The Think Tank Rotation 360 camera backpack is a pretty amazing contraption. It’s a new take on the camera backpack concept. We’ve seen sling bags and other variations on the backpack. As far as I know though, the Rotation 360 is the only one that lets you keep the backpack completely on your back while retrieving your camera.
The big thing I like about the Rotation 360 is its comfort. I’m pretty happy with the comfort of lugging around all the of the Think Tank Photo bags that I’ve carried in the past, but the Rotation 360 has been the most comfortable to throw over my shoulders.
I took it on a 9 mile day hike (with about a 2900′ elevation gain) about a week ago and was pleasantly surprised at how well it treated me during that trip. It earns big kudos for the waist and chest strap, which help stabilize the bag while I’m tackling the trail (er, maybe it tackled me). While anything on my back would have been uncomfortable over 9 miles, I could tell a big difference in the way the Rotation 360 treated me.
The Rotation 360 doesn’t hold a ton of gear like the Airport Addicted v 2.0 or even the amount gear that the Streetwalker Harddrive holds.

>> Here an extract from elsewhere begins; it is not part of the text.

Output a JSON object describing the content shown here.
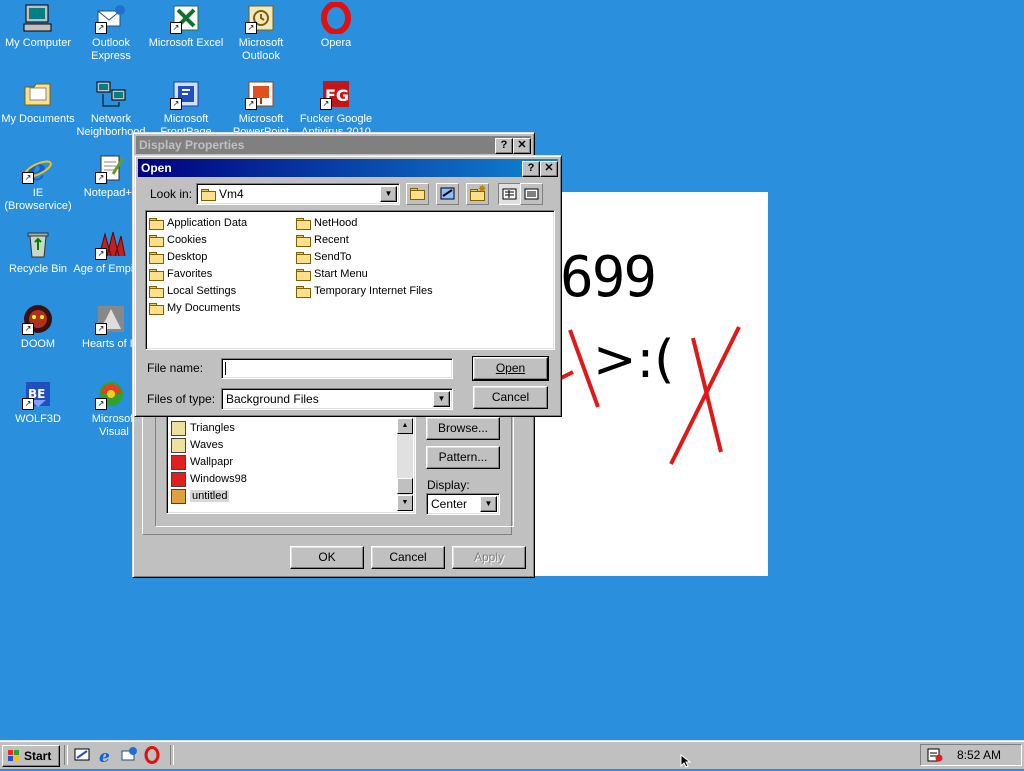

The Rotation 360 certainly makes a good day hike bag, but I also think it would be a pretty good event bag. I managed to pack a Nikon D300s with 50mm lens attached, an SB-600, 70-300mm VR, spare battery and Gitzo tripod head in the bag for my trip. I also packed a fair portion of granola bars in the rear zipper pouch and two water bottles in the side pouches.
I echo the sentiments of one of the consumer reviewers on Think Tank Photo’s website – if the waist pouch was a little bigger, it could handle a DSLR with a battery grip attached. Because of the space issue, I had to take the grip off the D300s in order to fit it in the bag on the belt.
The belt system works as advertised. I was really surprise at how efficient the locking system works. It’s based on some magical velcro locking mechanism and it really won’t slide unless you unlock it. Getting the waist bag back into position isn’t a pain either. It’s surprising a very smooth movement.
Word of warning though: Don’t take the pack off without ensuring that the belt system is locked or the hip pack will easily fall out. (And, I’m not speaking from experience or anything here . . .) The good thing is that when if it did does fall out, the hip bag is well-padded so nothing was is damaged.
Another cool feature of the Rotation 360 is that it has built-in rain covers that work pretty darn smoothly. Just unzip a pouch and in a few seconds (while the pack is not on your back) you can have the rain cover on and ready to tackle the elements.
The Rotation 360 also has a built-in tripod carrier that snugly secures the tripod to the outside of the bag. Think Tank Photo includes a generous amount of accessory straps and pads – really more than you’ll need. But if you want to tie down a tripod or whatever to the back of the bag, there’s plenty straps to work with.
The Rotation 360 runs $279 direct from Think Tank Photo.
Think Tank Photo Special Deal and Free Bag
If you are interested in the Rotation 360, Think Tank Photo has a special deal for Photography Bay readers. Essentially, if you spend $50 or more on gear from Think Tank Photo and, during checkout, their system will automatically let you select a free camera bag (e.g., Lens Changer 50) along with your order. Go to Think Tank Photo using this link and follow the on-screen instructions at check out to get your free item.